The New Societies Act is Now in Force
Bill-24, the Societies Act (the “New Act”), received Royal Assent on May 4, 2015 and comes into force today, November 28, 2016. Every society incorporated under the predecessor to the New Act (the Society Act, the “Old Act”) must transition under the New Act before November 28, 2018 (2 years from the coming into force of the New Act, the “Transition Deadline”). The New Act will apply to societies in British Columbia, whether they have transitioned or not, as of today. Below are some highlights of the changes to the Old Act and a few options on transitioning.
Highlights of Changes
The New Act has many benefits but also some drawbacks compared to the Old Act. One major change is the addition of a new type of society called a “member-funded” society. A society may now incorporate as a member-funded society, and a society incorporated under the Old Act may transition to being a member-funded society. Member funded societies have less onerous reporting requirements and oversight but aren’t allowed to receive public funding beyond a certain threshold. Many professional associations, sports clubs, and golf courses are well suited to becoming member-funded societies.
Important changes for non-member funded societies include:
- Director remuneration must be set by bylaw
- Additional financial reporting rules

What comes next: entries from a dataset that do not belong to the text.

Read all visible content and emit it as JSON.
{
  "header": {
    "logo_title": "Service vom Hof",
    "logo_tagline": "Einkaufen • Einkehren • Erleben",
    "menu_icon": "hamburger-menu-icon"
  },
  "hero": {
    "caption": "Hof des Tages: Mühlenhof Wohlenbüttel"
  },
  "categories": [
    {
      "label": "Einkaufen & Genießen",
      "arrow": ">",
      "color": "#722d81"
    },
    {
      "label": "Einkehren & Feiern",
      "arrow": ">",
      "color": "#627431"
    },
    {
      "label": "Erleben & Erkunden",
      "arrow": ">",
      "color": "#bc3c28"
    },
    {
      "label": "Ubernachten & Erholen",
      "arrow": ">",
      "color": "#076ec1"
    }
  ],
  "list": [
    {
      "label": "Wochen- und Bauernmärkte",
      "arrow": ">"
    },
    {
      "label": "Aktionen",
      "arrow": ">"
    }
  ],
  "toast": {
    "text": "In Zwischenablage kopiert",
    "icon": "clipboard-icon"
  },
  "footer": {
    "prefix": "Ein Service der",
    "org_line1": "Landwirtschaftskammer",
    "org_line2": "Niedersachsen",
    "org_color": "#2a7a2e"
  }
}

- Access to financial records by the public
- Requirements to provide information on money paid to directors, contractors and employees
- Rules on investment and borrowing of funds
- Stricter rules concerning disbursing funds to non-members
- Stricter conflict disclosure rules for directors and senior managers
- Ability to have 16 and 17 year old members and directors
- New position with additional liabilities (“Senior Manager”)
- Lower default threshold for the passing of special resolutions (2/3)
Generally speaking, now that the New Act is in force, there are two options for societies to effect a transition. Societies must prepare their current constitution and bylaws in electronic format (Word format) and then apply for transition to the registry’s “Evergreen” electronic filing system. Most importantly, before transitioning, a society must move any unalterable provisions from the constitution to the bylaws (unalterable provisions are no longer allowed in the constitution, only the society’s name and purpose).
Societies may also decide to amend their bylaws at the time they transition (in order to remain current with the New Act). This transition is ultimately the same as the previous transition except that the society must hold a meeting to pass a special resolution approving the amendment of the bylaws upon transitioning. Note that a society cannot amend its bylaws or constitution prior to transitioning, but only at the time they transition or afterwards.
A society that does not amend its bylaws at transition does not need to hold a meeting or pass a resolution of any kind to make the changes required to the constitution (ie. removing unalterable provisions).
In any event, it is prudent and recommended to seek advice when deciding to transition and if transitioning to become a member-funded society or not, and whether to amend your bylaws at or after transitioning. Until a society has dealt with transitioning, it is very important after today that the board of directors carefully assess all decisions made prior to the society transitioning under the New Act because some actions, although provided for under the Old Act or the societies bylaws, may now be contrary to the law and may have serious unintended consequences.